### Goal of the exercise
Return every line of the records that includes the string "name".

Segment Open

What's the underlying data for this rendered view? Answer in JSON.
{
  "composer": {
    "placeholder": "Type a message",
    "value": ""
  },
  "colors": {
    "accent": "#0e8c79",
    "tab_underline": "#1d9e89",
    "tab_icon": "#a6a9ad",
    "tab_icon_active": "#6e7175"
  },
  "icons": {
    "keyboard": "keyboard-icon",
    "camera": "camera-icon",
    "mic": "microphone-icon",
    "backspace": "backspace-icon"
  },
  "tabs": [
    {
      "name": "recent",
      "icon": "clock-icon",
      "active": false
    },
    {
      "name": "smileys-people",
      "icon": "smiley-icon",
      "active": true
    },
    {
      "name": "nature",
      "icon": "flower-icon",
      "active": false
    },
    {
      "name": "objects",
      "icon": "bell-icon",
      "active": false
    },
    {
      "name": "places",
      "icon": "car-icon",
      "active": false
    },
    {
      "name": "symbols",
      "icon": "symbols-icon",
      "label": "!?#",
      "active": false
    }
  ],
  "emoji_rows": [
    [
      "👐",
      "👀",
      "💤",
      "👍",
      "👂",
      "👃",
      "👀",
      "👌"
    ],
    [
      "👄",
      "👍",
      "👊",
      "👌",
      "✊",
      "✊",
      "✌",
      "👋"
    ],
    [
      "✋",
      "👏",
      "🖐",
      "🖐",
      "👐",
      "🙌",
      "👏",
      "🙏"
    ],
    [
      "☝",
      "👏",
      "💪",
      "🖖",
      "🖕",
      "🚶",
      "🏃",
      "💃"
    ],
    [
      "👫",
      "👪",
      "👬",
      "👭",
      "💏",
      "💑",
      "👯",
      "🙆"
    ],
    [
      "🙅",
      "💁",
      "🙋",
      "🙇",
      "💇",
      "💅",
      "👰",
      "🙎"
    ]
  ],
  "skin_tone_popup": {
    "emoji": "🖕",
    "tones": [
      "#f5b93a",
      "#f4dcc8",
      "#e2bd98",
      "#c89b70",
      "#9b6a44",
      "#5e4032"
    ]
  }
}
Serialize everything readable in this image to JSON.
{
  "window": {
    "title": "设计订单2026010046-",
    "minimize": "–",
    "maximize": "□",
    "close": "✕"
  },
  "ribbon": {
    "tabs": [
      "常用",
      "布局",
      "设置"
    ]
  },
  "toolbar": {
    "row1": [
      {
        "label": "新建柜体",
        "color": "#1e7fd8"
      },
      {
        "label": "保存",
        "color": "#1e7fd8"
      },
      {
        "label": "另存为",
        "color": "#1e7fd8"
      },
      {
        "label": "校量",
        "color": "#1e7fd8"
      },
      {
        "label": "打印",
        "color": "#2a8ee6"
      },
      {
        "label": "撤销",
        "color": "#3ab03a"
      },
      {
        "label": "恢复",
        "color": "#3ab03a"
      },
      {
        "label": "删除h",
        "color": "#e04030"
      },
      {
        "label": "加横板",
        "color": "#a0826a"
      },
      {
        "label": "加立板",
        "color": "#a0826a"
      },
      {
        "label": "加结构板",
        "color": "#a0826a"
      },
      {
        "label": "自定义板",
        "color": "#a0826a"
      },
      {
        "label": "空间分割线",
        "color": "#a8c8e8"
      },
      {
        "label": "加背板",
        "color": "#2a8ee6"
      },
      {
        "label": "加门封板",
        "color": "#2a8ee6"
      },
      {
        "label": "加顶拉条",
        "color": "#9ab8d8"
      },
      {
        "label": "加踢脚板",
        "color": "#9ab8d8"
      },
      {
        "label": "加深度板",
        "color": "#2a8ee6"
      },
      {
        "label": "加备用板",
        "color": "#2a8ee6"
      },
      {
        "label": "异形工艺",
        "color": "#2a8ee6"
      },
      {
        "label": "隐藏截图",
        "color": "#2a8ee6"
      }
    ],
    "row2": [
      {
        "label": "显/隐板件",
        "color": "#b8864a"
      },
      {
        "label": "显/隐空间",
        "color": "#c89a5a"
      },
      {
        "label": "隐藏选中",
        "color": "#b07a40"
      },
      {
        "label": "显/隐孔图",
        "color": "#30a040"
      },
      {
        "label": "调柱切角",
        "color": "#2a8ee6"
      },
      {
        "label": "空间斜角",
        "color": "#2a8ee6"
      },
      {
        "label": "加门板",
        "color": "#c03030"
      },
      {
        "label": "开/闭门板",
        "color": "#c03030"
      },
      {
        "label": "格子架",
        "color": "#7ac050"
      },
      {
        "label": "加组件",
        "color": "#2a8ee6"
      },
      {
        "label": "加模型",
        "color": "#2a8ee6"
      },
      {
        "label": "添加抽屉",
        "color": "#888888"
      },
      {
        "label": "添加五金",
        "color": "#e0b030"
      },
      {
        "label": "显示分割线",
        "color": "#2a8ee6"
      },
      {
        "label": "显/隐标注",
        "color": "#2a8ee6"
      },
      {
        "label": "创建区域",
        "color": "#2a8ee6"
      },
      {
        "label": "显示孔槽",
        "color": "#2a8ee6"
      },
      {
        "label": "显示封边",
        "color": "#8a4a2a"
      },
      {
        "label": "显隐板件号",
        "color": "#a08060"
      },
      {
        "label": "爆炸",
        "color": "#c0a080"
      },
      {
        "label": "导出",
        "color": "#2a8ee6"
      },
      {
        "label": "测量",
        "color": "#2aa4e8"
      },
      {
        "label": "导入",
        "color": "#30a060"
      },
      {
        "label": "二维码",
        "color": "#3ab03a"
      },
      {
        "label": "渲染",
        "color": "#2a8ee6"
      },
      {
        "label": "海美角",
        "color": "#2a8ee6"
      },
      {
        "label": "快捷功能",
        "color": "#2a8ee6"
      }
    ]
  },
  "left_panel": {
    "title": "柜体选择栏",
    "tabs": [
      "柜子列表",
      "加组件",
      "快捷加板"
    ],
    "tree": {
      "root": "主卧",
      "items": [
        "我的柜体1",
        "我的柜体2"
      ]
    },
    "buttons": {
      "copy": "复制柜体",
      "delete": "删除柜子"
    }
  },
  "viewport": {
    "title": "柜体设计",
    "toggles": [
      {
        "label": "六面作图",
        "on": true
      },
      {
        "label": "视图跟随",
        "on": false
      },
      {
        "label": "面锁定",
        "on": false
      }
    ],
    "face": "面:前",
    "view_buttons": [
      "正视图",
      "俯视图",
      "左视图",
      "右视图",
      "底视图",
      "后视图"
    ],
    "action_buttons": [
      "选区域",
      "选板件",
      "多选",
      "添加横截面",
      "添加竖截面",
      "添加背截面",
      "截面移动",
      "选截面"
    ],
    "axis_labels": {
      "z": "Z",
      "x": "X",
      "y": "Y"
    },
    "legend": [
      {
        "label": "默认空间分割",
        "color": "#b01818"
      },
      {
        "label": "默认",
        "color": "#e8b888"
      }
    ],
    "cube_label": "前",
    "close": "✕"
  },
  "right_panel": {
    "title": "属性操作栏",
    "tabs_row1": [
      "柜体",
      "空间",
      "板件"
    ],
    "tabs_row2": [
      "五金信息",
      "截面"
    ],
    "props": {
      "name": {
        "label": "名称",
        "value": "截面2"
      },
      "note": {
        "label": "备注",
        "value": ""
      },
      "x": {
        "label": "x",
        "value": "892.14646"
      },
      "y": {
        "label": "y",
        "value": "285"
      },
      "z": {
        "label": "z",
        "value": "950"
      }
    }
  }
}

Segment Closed

### Your solution
      "name": "recent",
      "name": "smileys-people",
      "name": "nature",
      "name": "objects",
      "name": "places",
      "name": "symbols",
      "name": {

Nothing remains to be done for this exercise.